Ethnic costumes, different countries and their cultures were influences on the House of Dior in its later years. I’m not 100% convinced about the peasant costumes nor the Egyptian ‘Cleopatra’ styles personally.
Life’s a ball
Christian Dior had a privileged upbringing in France, having been born into a rich family . Perhaps it’s unsurprising then that his fashions were essentially for the lucky few.
His late 1940s designs – the ‘golden age’ of Dior – were a world away from post-war rationing and austerity.
He brought luxury to women’s fashion and couture, but not to mass fashion. In some ways he belonged to an earlier world of elegance and excess.
Today Dior’s designs seems quite formal but I love his styling and the timeless elegance of his pieces.
The devil is also in the detail which – like most couture fashion – is immaculate. Every single piece in the show is handmade from Dior’s early creations to the later pieces by his designers, including Yves Saint Laurent and John Galliano.
Take this highly decorated, bejewelled piece. It’s sensational in its styling – and would make anyone wearing it feel like a powerful princess.
Interesting that it’s a design that doesn’t seem to objectify women. It shows them as strong and in control of their body image – like a warrior leader.
There’s something timeless about Dior’s less structured evening gowns which have a universal quality. Their enviable beauty and perfection is sheer genius.
I adore these sequinned, pink creations which ooze glamour and sophistication.
Equally, I also love Dior’s more defined shapes, perhaps exemplified in the lovely, sheer black creation (pictured below). One of my favourite pieces in the show.
Although the show is about the ‘House of Dior’, the Yves Saint Laurent pieces are my favourites with their unbeatable chic quality.
They have a certain ‘je ne sais quoi’ quality about them.
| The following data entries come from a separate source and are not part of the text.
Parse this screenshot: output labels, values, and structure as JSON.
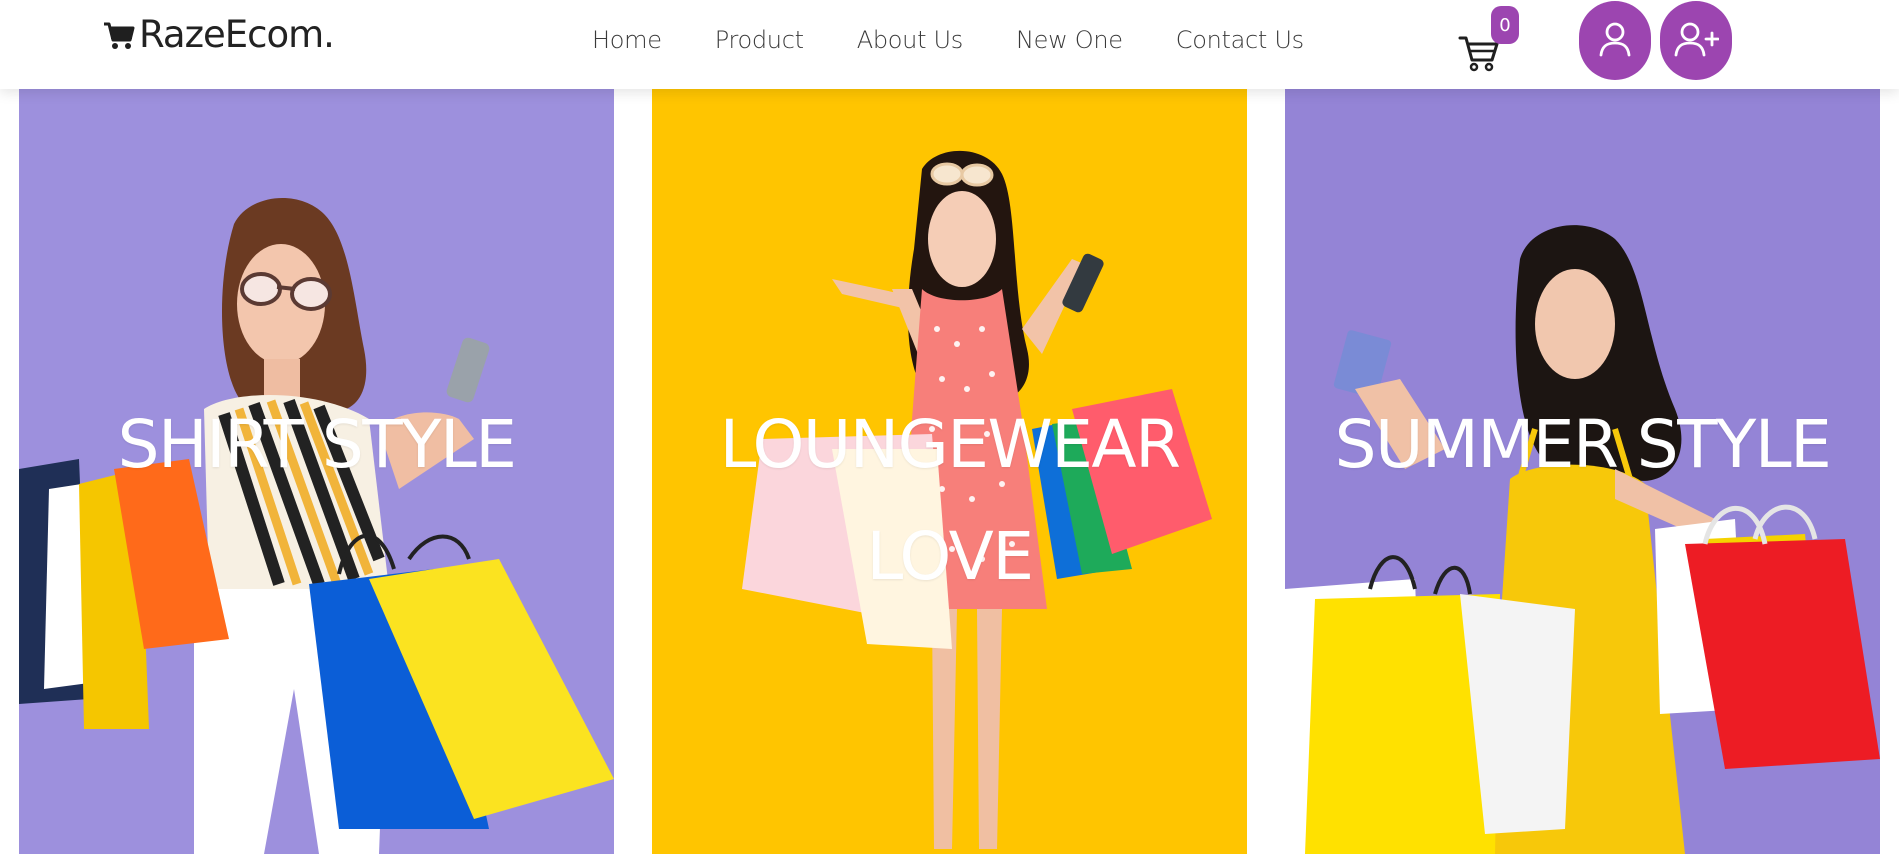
{
  "header": {
    "brand": "RazeEcom.",
    "nav": [
      "Home",
      "Product",
      "About Us",
      "New One",
      "Contact Us"
    ],
    "cart_count": "0"
  },
  "cards": [
    {
      "title": "SHIRT STYLE"
    },
    {
      "title": "LOUNGEWEAR LOVE"
    },
    {
      "title": "SUMMER STYLE"
    }
  ],
  "colors": {
    "accent": "#9c45b0",
    "card_purple": "#9b8fdc",
    "card_yellow": "#ffc400"
  },
  "icons": [
    "shopping-cart-icon",
    "user-icon",
    "user-plus-icon"
  ]
}
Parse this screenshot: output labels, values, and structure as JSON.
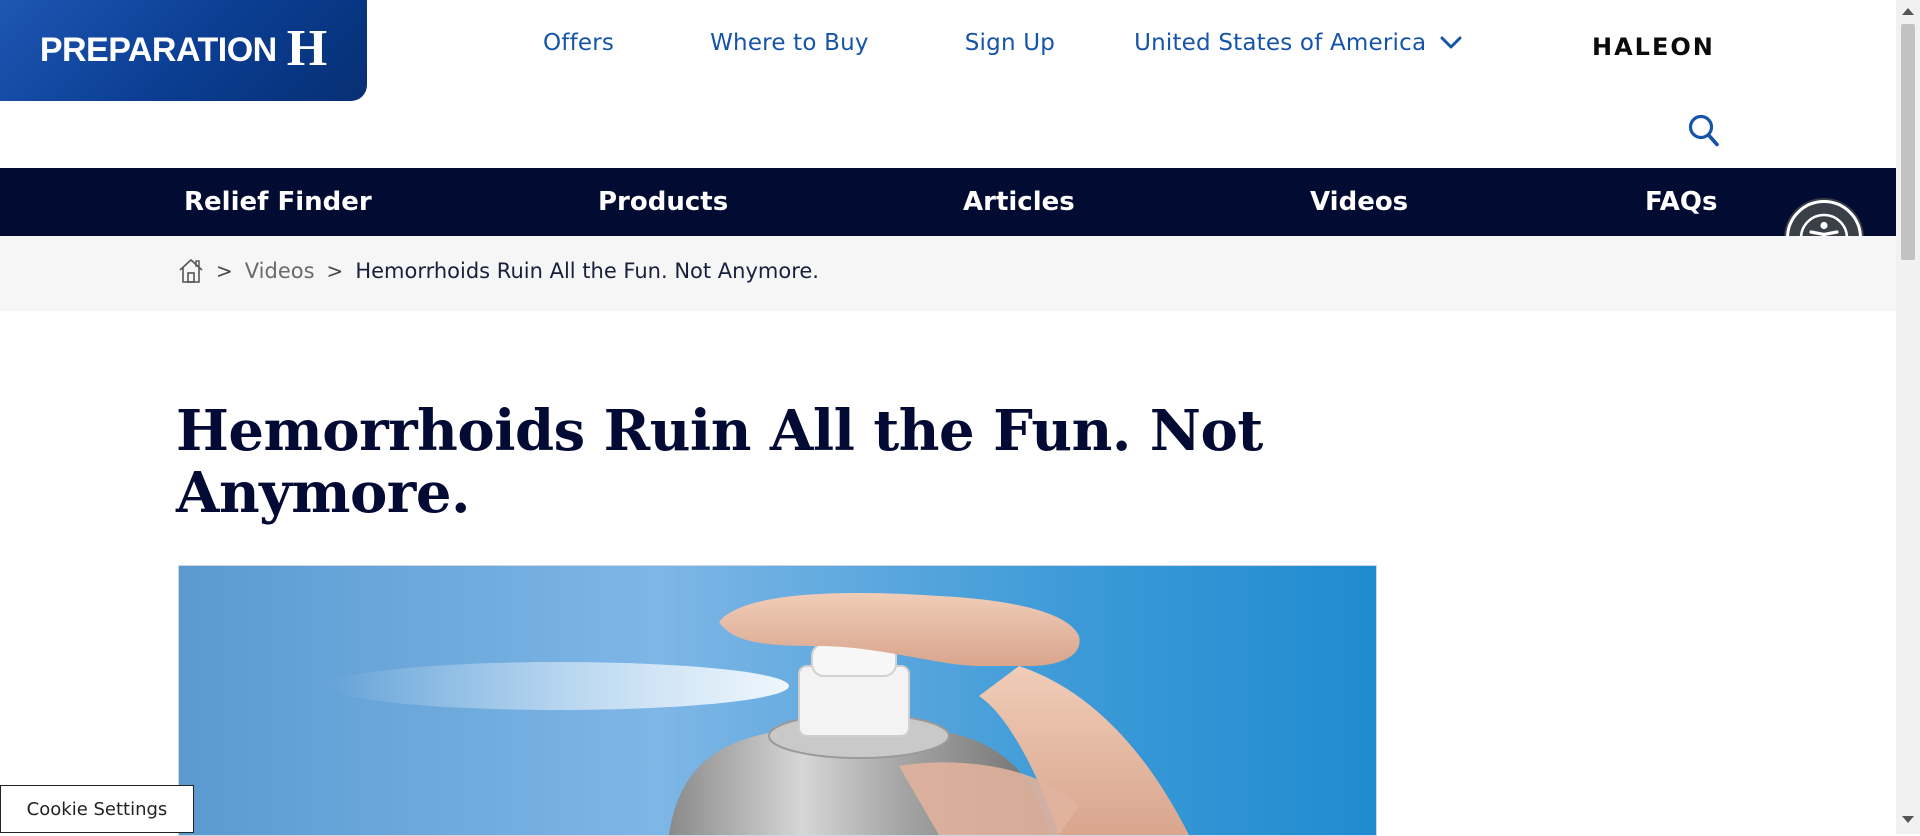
{
  "logo": {
    "word": "PREPARATION",
    "letter": "H"
  },
  "top_nav": {
    "offers": "Offers",
    "where_to_buy": "Where to Buy",
    "sign_up": "Sign Up",
    "country": "United States of America"
  },
  "brand": {
    "name": "HALEON"
  },
  "main_nav": {
    "relief_finder": "Relief Finder",
    "products": "Products",
    "articles": "Articles",
    "videos": "Videos",
    "faqs": "FAQs"
  },
  "breadcrumb": {
    "separator": ">",
    "videos": "Videos",
    "current": "Hemorrhoids Ruin All the Fun. Not Anymore."
  },
  "page": {
    "title": "Hemorrhoids Ruin All the Fun. Not Anymore."
  },
  "cookie": {
    "label": "Cookie Settings"
  },
  "colors": {
    "primary_blue": "#1554a8",
    "nav_dark": "#020b31",
    "logo_blue": "#0a3d91"
  }
}
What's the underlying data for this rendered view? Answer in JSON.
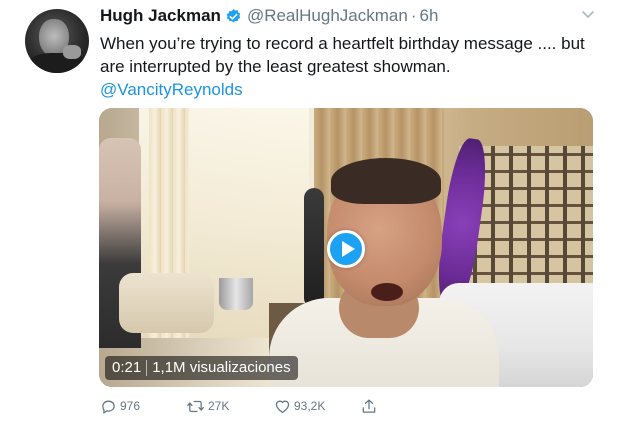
{
  "tweet": {
    "author_name": "Hugh Jackman",
    "handle": "@RealHughJackman",
    "separator": "·",
    "time": "6h",
    "text_line1": "When you’re trying to record a heartfelt birthday message .... but",
    "text_line2": "are interrupted by the least greatest showman.",
    "mention": "@VancityReynolds"
  },
  "video": {
    "duration": "0:21",
    "views": "1,1M visualizaciones"
  },
  "actions": {
    "replies": "976",
    "retweets": "27K",
    "likes": "93,2K"
  },
  "colors": {
    "link": "#1b95e0",
    "secondary_text": "#657786",
    "verified": "#1da1f2",
    "play_button": "#1da1f2"
  },
  "icons": [
    "verified-badge-icon",
    "chevron-down-icon",
    "play-icon",
    "reply-icon",
    "retweet-icon",
    "like-icon",
    "share-icon"
  ]
}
They look effortless, but we know they took hundreds of hours to create.
I’m less keen on the Galliano designs which are instantly show-off and dramatic, perhaps too much so on occasion.
And then there’s my problem with Galliano’s politics and the controversy surrounding his anti-Semitism – when he left House of Dior under a cloud.
After the V&A’s sensational Alexander McQueen show a few years ago, it was a challenge to come up with an equally powerful fashion blockbuster.
But ‘Dior – Designer of Dreams’ is every bit as magical and mesmerising as a show.
Beautifully presented and designed with some of Haute Couture’s most gorgeous fashions, it remains long in the memory after you’ve swung back through the exit doors and returned to reality – with a bump.
In a nutshell, ‘J’Adore Dior”. I just wish I could afford to buy clothes like this!